It’s encouraging to see that Paul Ryan’s anti-poverty agenda reserved a prominent place for the Pell Grant program. Postsecondary education is a key path to economic mobility, and Pell is the main tool the feds have to help low-income students access it. In the past, congressional Republicans have targeted Pell in spending cuts, leaving other expensive and ineffective subsidies—like higher education tax credits—untouched.
To be sure, there are valid concerns about the rapid growth in the cost of the Pell program. And reforms are necessary to ensure it encourages students to invest wisely and stay on track while providing institutions with greater incentive to focus on student outcomes. Ryan’s plan calls for some worthwhile changes, though only in broad strokes. Taking steps to put the Pell program on sound financial footing and modernize it to meet the needs of today’s students is good policy and good politics.
Why? Because Pell is a targeted, portable voucher—exactly the kind of solution that conservatives have proposed in many other areas of education and social policy. The grants help our most disadvantaged students choose a postsecondary option that best fits their needs.
In contrast, federal loans and tax credits spread subsidies across a wide array of students, and research suggests they distort the market. Federal student loans go to anybody who wishes to borrow—regardless of their income—and carry an implicit interest subsidy. And higher education tax credits primarily benefit middle and upper-income families with large tuition bills and high tax liability. Researchers have found little evidence that tax credits affect college enrollment decisions or the choice of where to attend.
To be clear, conclusive studies of Pell’s effect on educational outcomes have proven elusive, in part because the feds have never called for the type of rigorous evaluation that has become commonplace in social policy.
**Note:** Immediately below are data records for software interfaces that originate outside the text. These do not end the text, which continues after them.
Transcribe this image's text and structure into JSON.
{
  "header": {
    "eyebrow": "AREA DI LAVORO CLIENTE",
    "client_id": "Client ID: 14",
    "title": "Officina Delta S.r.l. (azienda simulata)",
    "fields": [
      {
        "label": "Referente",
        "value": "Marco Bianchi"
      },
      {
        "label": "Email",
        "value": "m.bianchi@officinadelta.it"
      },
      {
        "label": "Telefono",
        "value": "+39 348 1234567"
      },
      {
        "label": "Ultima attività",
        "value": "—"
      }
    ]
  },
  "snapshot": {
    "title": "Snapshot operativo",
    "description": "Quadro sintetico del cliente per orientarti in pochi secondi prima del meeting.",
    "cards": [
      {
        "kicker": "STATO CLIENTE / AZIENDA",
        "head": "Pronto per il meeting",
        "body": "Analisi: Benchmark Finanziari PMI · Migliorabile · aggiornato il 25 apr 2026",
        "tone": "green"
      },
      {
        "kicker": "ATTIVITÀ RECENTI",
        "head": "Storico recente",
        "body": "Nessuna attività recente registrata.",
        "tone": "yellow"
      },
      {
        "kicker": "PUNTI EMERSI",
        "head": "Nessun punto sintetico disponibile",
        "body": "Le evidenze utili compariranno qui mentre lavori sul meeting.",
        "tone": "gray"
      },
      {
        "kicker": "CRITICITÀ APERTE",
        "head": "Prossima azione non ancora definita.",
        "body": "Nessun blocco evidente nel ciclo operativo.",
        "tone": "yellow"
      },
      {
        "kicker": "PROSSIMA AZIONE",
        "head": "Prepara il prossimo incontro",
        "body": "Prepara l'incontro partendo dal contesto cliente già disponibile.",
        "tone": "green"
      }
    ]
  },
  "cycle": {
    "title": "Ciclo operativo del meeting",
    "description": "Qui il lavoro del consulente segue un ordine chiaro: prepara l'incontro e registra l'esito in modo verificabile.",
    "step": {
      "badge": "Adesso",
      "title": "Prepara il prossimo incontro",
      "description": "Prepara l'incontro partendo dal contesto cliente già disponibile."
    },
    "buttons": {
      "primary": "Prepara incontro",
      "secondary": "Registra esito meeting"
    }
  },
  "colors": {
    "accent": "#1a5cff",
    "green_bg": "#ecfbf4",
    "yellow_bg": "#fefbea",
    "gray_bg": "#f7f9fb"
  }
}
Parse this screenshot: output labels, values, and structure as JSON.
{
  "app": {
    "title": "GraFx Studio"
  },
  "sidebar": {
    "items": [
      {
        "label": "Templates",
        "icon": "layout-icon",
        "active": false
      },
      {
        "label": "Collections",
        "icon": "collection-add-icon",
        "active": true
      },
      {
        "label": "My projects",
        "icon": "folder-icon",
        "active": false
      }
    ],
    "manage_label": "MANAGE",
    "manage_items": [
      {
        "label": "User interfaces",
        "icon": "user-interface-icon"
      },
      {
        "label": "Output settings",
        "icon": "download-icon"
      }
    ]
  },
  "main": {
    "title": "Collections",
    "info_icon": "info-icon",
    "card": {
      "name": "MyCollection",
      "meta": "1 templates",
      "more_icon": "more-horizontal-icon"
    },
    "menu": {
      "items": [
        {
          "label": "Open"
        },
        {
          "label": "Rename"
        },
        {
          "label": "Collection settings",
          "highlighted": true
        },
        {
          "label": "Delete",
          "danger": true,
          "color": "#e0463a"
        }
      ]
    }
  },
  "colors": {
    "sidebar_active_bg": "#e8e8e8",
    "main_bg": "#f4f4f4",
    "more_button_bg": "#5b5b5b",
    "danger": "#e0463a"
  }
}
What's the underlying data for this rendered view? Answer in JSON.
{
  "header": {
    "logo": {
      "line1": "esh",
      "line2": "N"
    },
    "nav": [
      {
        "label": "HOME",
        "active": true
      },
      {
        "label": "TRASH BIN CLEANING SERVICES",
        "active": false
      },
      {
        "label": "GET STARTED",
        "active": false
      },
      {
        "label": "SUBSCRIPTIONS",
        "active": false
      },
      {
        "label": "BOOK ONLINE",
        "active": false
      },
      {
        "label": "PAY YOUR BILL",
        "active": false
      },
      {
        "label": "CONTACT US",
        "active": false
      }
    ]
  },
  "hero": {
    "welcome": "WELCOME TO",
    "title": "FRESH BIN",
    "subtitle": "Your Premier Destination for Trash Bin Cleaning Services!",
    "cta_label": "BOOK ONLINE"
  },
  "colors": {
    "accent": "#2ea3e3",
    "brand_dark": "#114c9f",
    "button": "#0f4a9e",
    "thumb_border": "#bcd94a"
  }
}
Grant aid seems to affect enrollment, but we have only limited evidence that Pell shapes persistence and success.
Yet some recent research, from a private scholarship program in Wisconsin and a state grant in Florida, suggests that additional grant aid can increase the likelihood that poor students finish a degree.